Nothing of such political importance was contained in the “peace” deal that Bahrain, the UAE and Israel signed last month.
The UAE, a peacemaker?
As bad as this deal is for the Palestinians, it does not make the Palestinian issue go away. Despite all the noise and PR, Israelis very well realise that normalisation of relations with Gulf nations will not “get rid of” millions of Palestinians. It cannot erase them from history or from reality.
There seems to be some hope among some moderate Israelis that the UAE, the new self-declared “peacemaker” of the region, could use the deal as a stepping stone and wield its influence to help resolve the Israeli-Palestinian conflict. In a recent article, former Israeli diplomat, Nadav Tamir, wrote about the possibility of Abu Dhabi initiating new negotiations between the Palestinian Authority and Tel Aviv to produce a settlement that includes a separate Palestinian state.
The success of such an initiative, however, is highly unlikely, given that the relations between Ramallah and Abu Dhabi are at an all-time low. The PA has made it clear it considers the Emirati deal with Israel a “betrayal” and has issued strongly-worded condemnations.
If the UAE fails to play a useful role in reaching a settlement with the Palestinians, Tamir fears that the agreement with the UAE could turn from a tactical achievement to strategic harm.
In the short-term, normalisation with Israel only adds to the isolation of the PA and could benefit Hamas – something that is not in the interest of Israel, which has long used the authorities in Ramallah to indirectly depoliticise and control the Palestinian population. In the long run, Arab normalisation with Israel without concessions on the Palestinian issue takes away the main Arab leverage to enforce a two-state solution, which could backfire.
A deeply weakened PA is likely to collapse and leave the administration of Palestinian towns and villages in the West Bank to their occupier – Israel. Such a development would only further put to the fore the apartheid practices of the Israeli state, giving full rights to Israeli Jews, while oppressing and discriminating against the native Palestinian population.
This would likely provide even more fuel into the transnational grassroots opposition to Israeli occupation and apartheid, which is already putting significant pressure on Israel to give the Palestinians their rights.
In this sense, the continuing denial of statehood to the Palestinians by the Israeli right-wing ruling elite and the collapsing support for Israel among younger generations of Americans and Western Europeans puts the country even more firmly on a path towards a one-state solution, where Israelis and Palestinians would enjoy equal rights. This would effectively mean the end of the Zionist dream of a Jewish state on all of historic Palestine.
The current Israeli political leadership is too short-sighted to see these potential developments.
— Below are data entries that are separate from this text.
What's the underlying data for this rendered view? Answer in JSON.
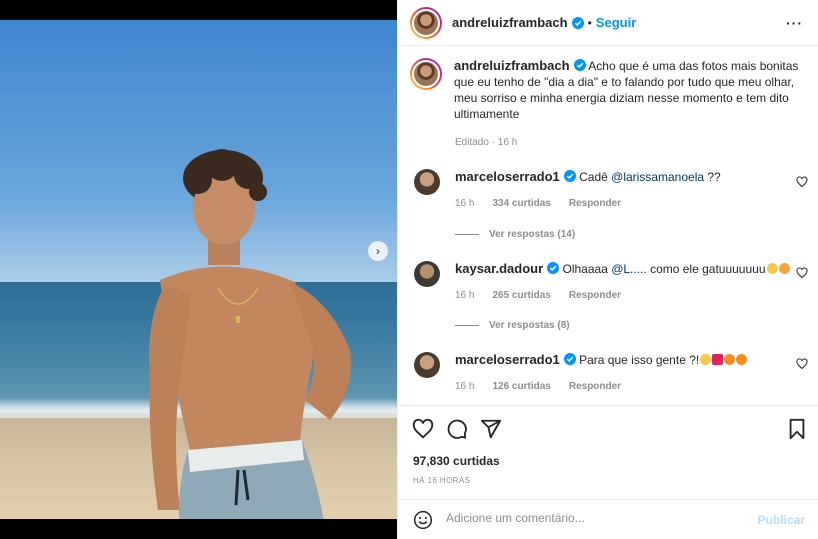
{
  "post": {
    "username": "andreluizframbach",
    "follow_label": "Seguir",
    "separator": "•",
    "caption": "Acho que é uma das fotos mais bonitas que eu tenho de \"dia a dia\" e to falando por tudo que meu olhar, meu sorriso e minha energia diziam nesse momento e tem dito ultimamente",
    "caption_meta": "Editado · 16 h",
    "likes": "97,830 curtidas",
    "time_ago": "HÁ 16 HORAS"
  },
  "comments": [
    {
      "username": "marceloserrado1",
      "pre": "Cadê ",
      "mention": "@larissamanoela",
      "post": " ??",
      "time": "16 h",
      "likes": "334 curtidas",
      "reply": "Responder",
      "view_replies": "Ver respostas (14)"
    },
    {
      "username": "kaysar.dadour",
      "pre": "Olhaaaa ",
      "mention": "@L.....",
      "post": " como ele gatuuuuuuu",
      "time": "16 h",
      "likes": "265 curtidas",
      "reply": "Responder",
      "view_replies": "Ver respostas (8)"
    },
    {
      "username": "marceloserrado1",
      "pre": "Para que isso gente ?!",
      "mention": "",
      "post": "",
      "time": "16 h",
      "likes": "126 curtidas",
      "reply": "Responder"
    }
  ],
  "composer": {
    "placeholder": "Adicione um comentário...",
    "publish_label": "Publicar"
  },
  "icons": {
    "like": "heart-icon",
    "comment": "comment-icon",
    "share": "share-icon",
    "save": "bookmark-icon",
    "emoji": "emoji-icon",
    "more": "more-options-icon",
    "verified": "verified-badge-icon",
    "next": "chevron-right-icon"
  },
  "colors": {
    "accent": "#0095f6",
    "muted": "#8e8e8e",
    "publish_disabled": "#b2dffc",
    "heart_emoji": "#e0245e"
  }
}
Netanyahu is enjoying the image boost the normalisation deal gave him and is probably hoping this would secure his re-election once the ruling coalition collapses and allow him to continue dodging jail over the corruption crimes he is being tried for. His premiership may well go down in history as the one that laid the groundwork for the end of the exclusive Jewish state in Palestine.
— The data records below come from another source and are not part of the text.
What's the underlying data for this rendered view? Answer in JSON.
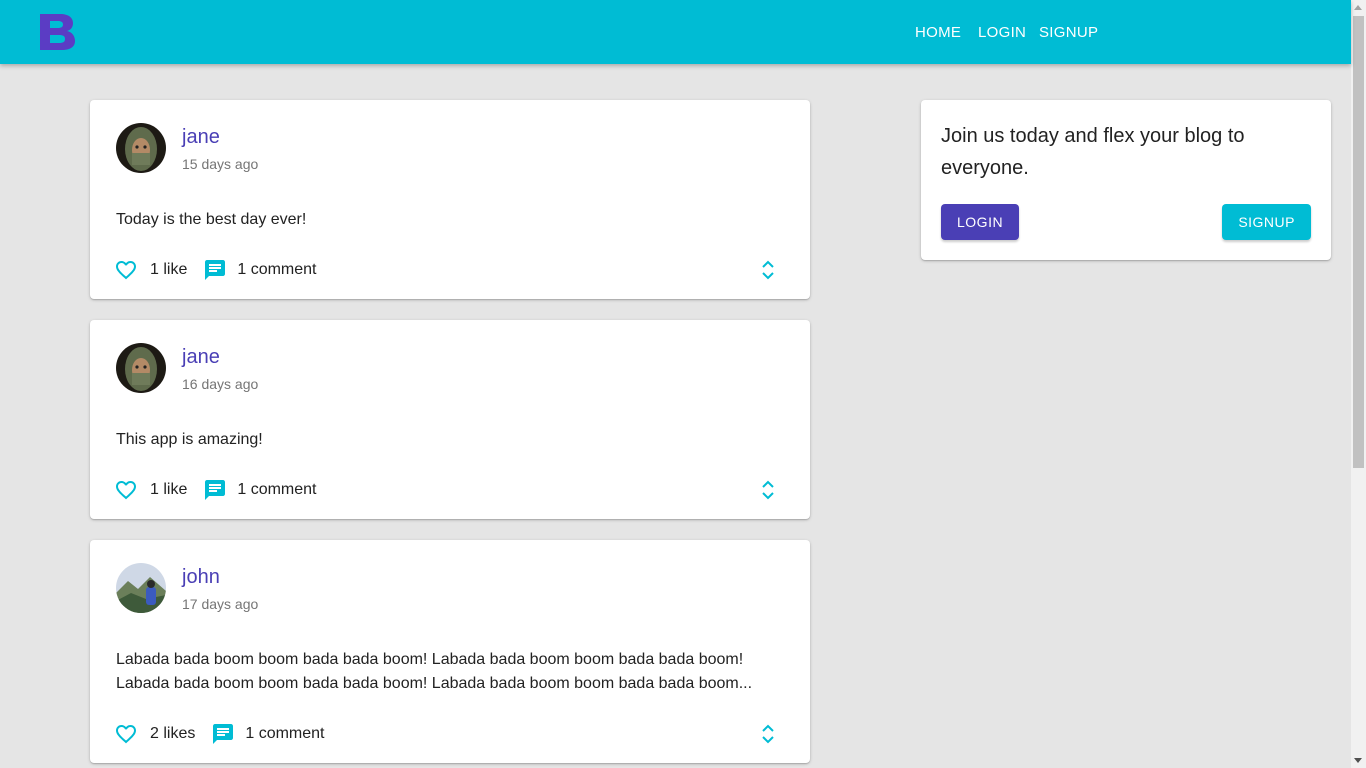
{
  "header": {
    "logo_letter": "B",
    "nav": [
      {
        "label": "Home"
      },
      {
        "label": "Login"
      },
      {
        "label": "Signup"
      }
    ]
  },
  "posts": [
    {
      "user": "jane",
      "date": "15 days ago",
      "body": "Today is the best day ever!",
      "likes": "1 like",
      "comments": "1 comment"
    },
    {
      "user": "jane",
      "date": "16 days ago",
      "body": "This app is amazing!",
      "likes": "1 like",
      "comments": "1 comment"
    },
    {
      "user": "john",
      "date": "17 days ago",
      "body": "Labada bada boom boom bada bada boom! Labada bada boom boom bada bada boom! Labada bada boom boom bada bada boom! Labada bada boom boom bada bada boom...",
      "likes": "2 likes",
      "comments": "1 comment"
    }
  ],
  "sidebar": {
    "text": "Join us today and flex your blog to everyone.",
    "login_label": "Login",
    "signup_label": "Signup"
  },
  "colors": {
    "appbar": "#00bcd4",
    "primary": "#4a3fb5",
    "accent": "#00bcd4",
    "background": "#e5e5e5"
  },
  "icons": [
    "logo-icon",
    "heart-outline-icon",
    "chat-icon",
    "unfold-more-icon"
  ]
}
Thus, what may seem like a major loss for the Palestinian cause may turn out to be more harmful for the Zionist project. Sooner or later, the Israelis will have to face to consequences of denying Palestinian statehood.
The views expressed in this article are the author’s own and do not necessarily reflect Al Jazeera’s editorial stance.